Metta is acting as a hub for sharing stories about successes with all this, especially such reconciliations, by conducting regular conference calls and a blog. All this is preparation for:
A Nationwide Satyagraha. Now individuals, most of whom have hopefully been practicing these steps along with us, observe the following on the three days surrounding 9/11:
September 10: A ‘media fast’ and, for those inclined to do so, a day of silence in shared grief and commemoration for the dead and for the attendant violence that has caused and is causing the death of so many.
September 11: Call on public places to turn off inflammatory media and instead engage in dialogue about the causes of terrorism and the basis of real security. Have a look at the discussion points on our website.

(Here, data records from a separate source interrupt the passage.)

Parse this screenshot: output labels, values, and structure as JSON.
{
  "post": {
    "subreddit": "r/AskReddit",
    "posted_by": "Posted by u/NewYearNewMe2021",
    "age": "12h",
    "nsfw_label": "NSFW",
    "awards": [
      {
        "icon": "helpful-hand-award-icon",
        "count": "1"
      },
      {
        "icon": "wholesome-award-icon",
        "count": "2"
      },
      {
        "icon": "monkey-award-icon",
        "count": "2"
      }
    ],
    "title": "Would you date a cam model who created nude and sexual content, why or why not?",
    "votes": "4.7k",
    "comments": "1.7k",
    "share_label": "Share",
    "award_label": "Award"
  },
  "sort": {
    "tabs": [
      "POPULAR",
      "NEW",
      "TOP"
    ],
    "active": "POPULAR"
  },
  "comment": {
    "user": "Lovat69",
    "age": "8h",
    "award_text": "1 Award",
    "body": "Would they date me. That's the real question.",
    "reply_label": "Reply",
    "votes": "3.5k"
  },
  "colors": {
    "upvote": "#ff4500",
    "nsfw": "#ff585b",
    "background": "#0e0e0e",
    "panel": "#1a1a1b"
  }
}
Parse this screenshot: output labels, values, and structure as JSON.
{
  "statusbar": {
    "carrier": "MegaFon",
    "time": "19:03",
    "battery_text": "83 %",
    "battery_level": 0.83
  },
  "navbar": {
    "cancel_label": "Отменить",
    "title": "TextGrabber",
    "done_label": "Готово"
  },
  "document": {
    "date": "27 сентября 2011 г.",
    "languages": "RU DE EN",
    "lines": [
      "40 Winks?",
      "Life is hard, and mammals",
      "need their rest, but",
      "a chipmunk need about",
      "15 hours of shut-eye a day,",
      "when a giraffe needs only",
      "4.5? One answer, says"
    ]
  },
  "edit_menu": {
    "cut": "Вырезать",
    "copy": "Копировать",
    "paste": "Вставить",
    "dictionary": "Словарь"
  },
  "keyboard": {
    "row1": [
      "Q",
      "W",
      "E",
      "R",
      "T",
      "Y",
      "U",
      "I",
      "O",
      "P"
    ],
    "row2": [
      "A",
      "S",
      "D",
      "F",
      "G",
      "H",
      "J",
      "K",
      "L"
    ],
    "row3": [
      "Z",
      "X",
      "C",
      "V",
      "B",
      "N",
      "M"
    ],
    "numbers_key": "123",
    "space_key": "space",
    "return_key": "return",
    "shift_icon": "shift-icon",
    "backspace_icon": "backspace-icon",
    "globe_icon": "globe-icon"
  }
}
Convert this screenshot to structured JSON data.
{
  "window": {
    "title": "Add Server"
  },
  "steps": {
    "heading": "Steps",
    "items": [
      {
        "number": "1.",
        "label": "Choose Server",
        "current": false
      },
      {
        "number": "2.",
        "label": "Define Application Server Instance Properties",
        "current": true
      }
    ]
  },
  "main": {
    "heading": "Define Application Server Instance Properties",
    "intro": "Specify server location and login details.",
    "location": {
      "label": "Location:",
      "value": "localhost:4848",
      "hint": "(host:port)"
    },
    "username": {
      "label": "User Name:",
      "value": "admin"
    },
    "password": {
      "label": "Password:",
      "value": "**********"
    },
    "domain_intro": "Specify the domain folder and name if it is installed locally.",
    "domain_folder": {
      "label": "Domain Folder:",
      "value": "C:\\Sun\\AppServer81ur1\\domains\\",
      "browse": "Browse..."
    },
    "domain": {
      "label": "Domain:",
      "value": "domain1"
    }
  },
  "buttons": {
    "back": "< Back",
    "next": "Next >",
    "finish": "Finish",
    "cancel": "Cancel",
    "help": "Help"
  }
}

September 12: Participate in a nationwide conversation to share further stories and plan next steps. Be in touch with Stephanie@MettaCenter.org to join in that conversation.
In the end, the real freedom struggle is to free ourselves from hatred and alienation; as King said, “I will never let anyone bring me so low as to make me hate him.” Gandhi added his characteristic practicality by saying, “I have learned from bitter experience the one supreme lesson to conserve my anger, and as steam conserved is converted into energy, anger conserved can be turned into a force that can change the world.” LYE is a chance to carry out just such an “experiment with truth:” to turn the sting of 11 September into a step on the long road forward toward beloved community and peace.